You have just received an e-mail alerting you to a FIDO issue and you are wracking your brain to recall the statute for which FIDO is an acronym. Then you read on and learn the email is from your new HR specialist who seems to put everything in “caps” and the question is about dogs in the workplace. You tell yourself it could be worse. Miniature horses are included within the definition of service animals that must be permitted in places of public accommodation.


You read on and learn that one of your customer service reps has started to bring his golden doodle into the workplace because he says Sparky helps keep him focused, keeps his anxiety symptoms in check and stops him from spouting off at dissatisfied customers. You are worried that if you permit this other workers are going to want to do the same thing and the workplace is enough of a zoo already.  To make things more difficult, there are other workers who (perish the thought) don’t like animals, are scared of them or may have allergies.


Although it presents a challenge, it requires you to use the same tools you bring to other disability-related accommodation requests—that is, you need to engage in the interactive process to determine how this request can be accommodated without causing your business an undue hardship.
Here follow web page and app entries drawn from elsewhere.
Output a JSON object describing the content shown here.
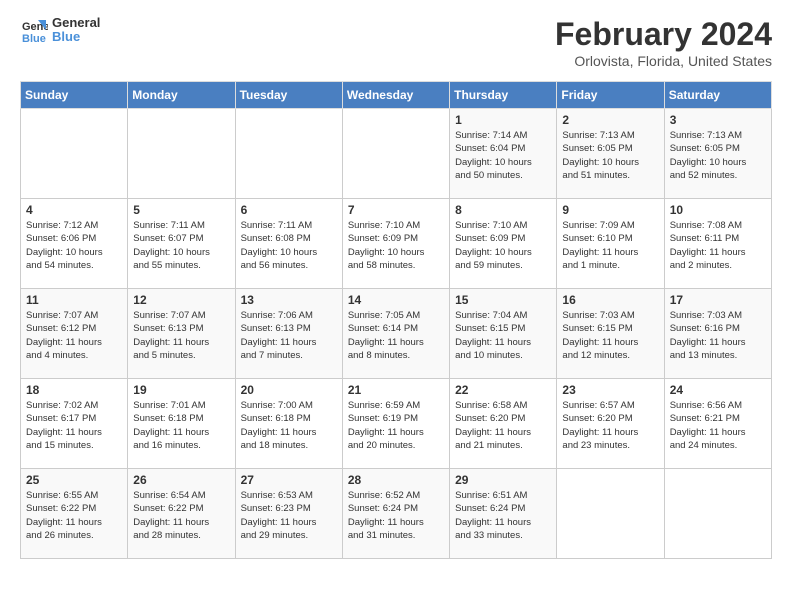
{
  "header": {
    "logo_line1": "General",
    "logo_line2": "Blue",
    "month_year": "February 2024",
    "location": "Orlovista, Florida, United States"
  },
  "days_of_week": [
    "Sunday",
    "Monday",
    "Tuesday",
    "Wednesday",
    "Thursday",
    "Friday",
    "Saturday"
  ],
  "weeks": [
    [
      {
        "num": "",
        "info": ""
      },
      {
        "num": "",
        "info": ""
      },
      {
        "num": "",
        "info": ""
      },
      {
        "num": "",
        "info": ""
      },
      {
        "num": "1",
        "info": "Sunrise: 7:14 AM\nSunset: 6:04 PM\nDaylight: 10 hours\nand 50 minutes."
      },
      {
        "num": "2",
        "info": "Sunrise: 7:13 AM\nSunset: 6:05 PM\nDaylight: 10 hours\nand 51 minutes."
      },
      {
        "num": "3",
        "info": "Sunrise: 7:13 AM\nSunset: 6:05 PM\nDaylight: 10 hours\nand 52 minutes."
      }
    ],
    [
      {
        "num": "4",
        "info": "Sunrise: 7:12 AM\nSunset: 6:06 PM\nDaylight: 10 hours\nand 54 minutes."
      },
      {
        "num": "5",
        "info": "Sunrise: 7:11 AM\nSunset: 6:07 PM\nDaylight: 10 hours\nand 55 minutes."
      },
      {
        "num": "6",
        "info": "Sunrise: 7:11 AM\nSunset: 6:08 PM\nDaylight: 10 hours\nand 56 minutes."
      },
      {
        "num": "7",
        "info": "Sunrise: 7:10 AM\nSunset: 6:09 PM\nDaylight: 10 hours\nand 58 minutes."
      },
      {
        "num": "8",
        "info": "Sunrise: 7:10 AM\nSunset: 6:09 PM\nDaylight: 10 hours\nand 59 minutes."
      },
      {
        "num": "9",
        "info": "Sunrise: 7:09 AM\nSunset: 6:10 PM\nDaylight: 11 hours\nand 1 minute."
      },
      {
        "num": "10",
        "info": "Sunrise: 7:08 AM\nSunset: 6:11 PM\nDaylight: 11 hours\nand 2 minutes."
      }
    ],
    [
      {
        "num": "11",
        "info": "Sunrise: 7:07 AM\nSunset: 6:12 PM\nDaylight: 11 hours\nand 4 minutes."
      },
      {
        "num": "12",
        "info": "Sunrise: 7:07 AM\nSunset: 6:13 PM\nDaylight: 11 hours\nand 5 minutes."
      },
      {
        "num": "13",
        "info": "Sunrise: 7:06 AM\nSunset: 6:13 PM\nDaylight: 11 hours\nand 7 minutes."
      },
      {
        "num": "14",
        "info": "Sunrise: 7:05 AM\nSunset: 6:14 PM\nDaylight: 11 hours\nand 8 minutes."
      },
      {
        "num": "15",
        "info": "Sunrise: 7:04 AM\nSunset: 6:15 PM\nDaylight: 11 hours\nand 10 minutes."
      },
      {
        "num": "16",
        "info": "Sunrise: 7:03 AM\nSunset: 6:15 PM\nDaylight: 11 hours\nand 12 minutes."
      },
      {
        "num": "17",
        "info": "Sunrise: 7:03 AM\nSunset: 6:16 PM\nDaylight: 11 hours\nand 13 minutes."
      }
    ],
    [
      {
        "num": "18",
        "info": "Sunrise: 7:02 AM\nSunset: 6:17 PM\nDaylight: 11 hours\nand 15 minutes."
      },
      {
        "num": "19",
        "info": "Sunrise: 7:01 AM\nSunset: 6:18 PM\nDaylight: 11 hours\nand 16 minutes."
      },
      {
        "num": "20",
        "info": "Sunrise: 7:00 AM\nSunset: 6:18 PM\nDaylight: 11 hours\nand 18 minutes."
      },
      {
        "num": "21",
        "info": "Sunrise: 6:59 AM\nSunset: 6:19 PM\nDaylight: 11 hours\nand 20 minutes."
      },
      {
        "num": "22",
        "info": "Sunrise: 6:58 AM\nSunset: 6:20 PM\nDaylight: 11 hours\nand 21 minutes."
      },
      {
        "num": "23",
        "info": "Sunrise: 6:57 AM\nSunset: 6:20 PM\nDaylight: 11 hours\nand 23 minutes."
      },
      {
        "num": "24",
        "info": "Sunrise: 6:56 AM\nSunset: 6:21 PM\nDaylight: 11 hours\nand 24 minutes."
      }
    ],
    [
      {
        "num": "25",
        "info": "Sunrise: 6:55 AM\nSunset: 6:22 PM\nDaylight: 11 hours\nand 26 minutes."
      },
      {
        "num": "26",
        "info": "Sunrise: 6:54 AM\nSunset: 6:22 PM\nDaylight: 11 hours\nand 28 minutes."
      },
      {
        "num": "27",
        "info": "Sunrise: 6:53 AM\nSunset: 6:23 PM\nDaylight: 11 hours\nand 29 minutes."
      },
      {
        "num": "28",
        "info": "Sunrise: 6:52 AM\nSunset: 6:24 PM\nDaylight: 11 hours\nand 31 minutes."
      },
      {
        "num": "29",
        "info": "Sunrise: 6:51 AM\nSunset: 6:24 PM\nDaylight: 11 hours\nand 33 minutes."
      },
      {
        "num": "",
        "info": ""
      },
      {
        "num": "",
        "info": ""
      }
    ]
  ]
}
You may have to set certain boundaries and make sure that other workers’ contact is limited. You may have to allow additional breaks for the dog to walk and do what dogs do.
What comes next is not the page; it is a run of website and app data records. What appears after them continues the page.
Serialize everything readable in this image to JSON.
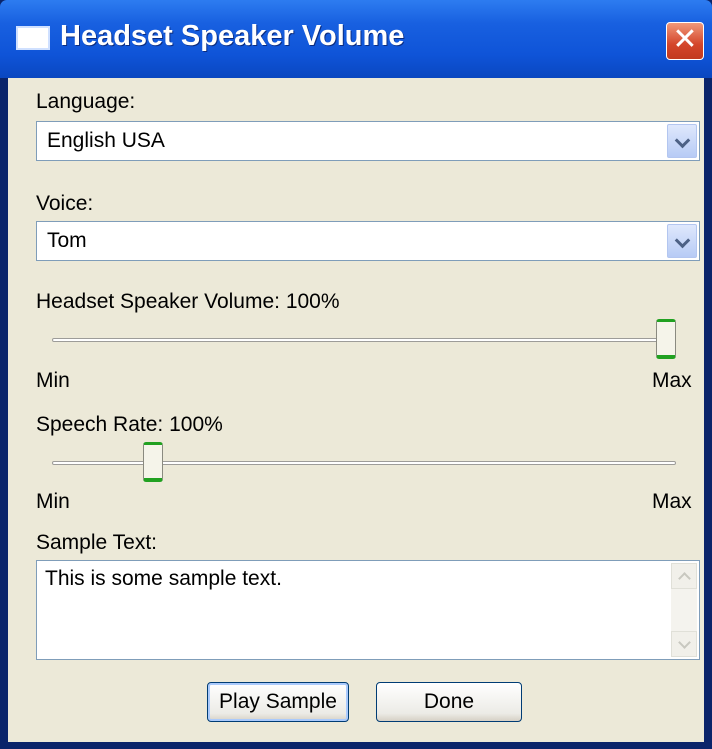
{
  "window": {
    "title": "Headset Speaker Volume",
    "close_label": "✕"
  },
  "language": {
    "label": "Language:",
    "selected": "English USA"
  },
  "voice": {
    "label": "Voice:",
    "selected": "Tom"
  },
  "volume": {
    "label": "Headset Speaker Volume:  100%",
    "value_percent": 100,
    "min_label": "Min",
    "max_label": "Max"
  },
  "speech_rate": {
    "label": "Speech Rate:  100%",
    "value_fraction": 0.15,
    "min_label": "Min",
    "max_label": "Max"
  },
  "sample_text": {
    "label": "Sample Text:",
    "value": "This is some sample text."
  },
  "buttons": {
    "play_sample": "Play Sample",
    "done": "Done"
  },
  "colors": {
    "title_bar": "#1860e0",
    "client_bg": "#ece9d8",
    "thumb_accent": "#21a121"
  }
}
The things to keep in mind—as with all accommodation requests—are the job requirements so that you can analyze the situation on a case by case basis. You will need to take into account what services the animal is trained to provide. It is not a one-way street. As in all cases, employees need to recognize that the ADA’s interactive accommodation process requires a willingness for both sides to work together. You should also be aware employers can ask for documentation and information to support a request to use an animal in the workplace. This is not the case for businesses under the ADA’s public accommodation provisions.


Animals that are trained to provide specific services such as helping visually impaired workers complete their tasks or who can sense the onset of diabetic comas present one set of issues but the growing use of emotional support animals to help alleviate anxiety often pose more subtle analysis. There really are no rules as to what is acceptable or not and employers need to tread carefully when evaluating these requests.


You can require the animal to be well-behaved, house-broken and quiet. You may need to move the worker but you don’t want to isolate her because of her need to be accommodated. All of this should not be news. It is the same analysis you need to engage in with other requests for a disability related accommodation.


This will test your HR Superpowers but by keeping the interactive process open and using the same tools to resolve any conflicts that arise you should be alright. Not all dogs need be allowed in the workplace, but separating the Wheaton from the Mastiff is going to require a subtle analysis that should have you consulting with your employment counsel lest you end up in the dog house yourself.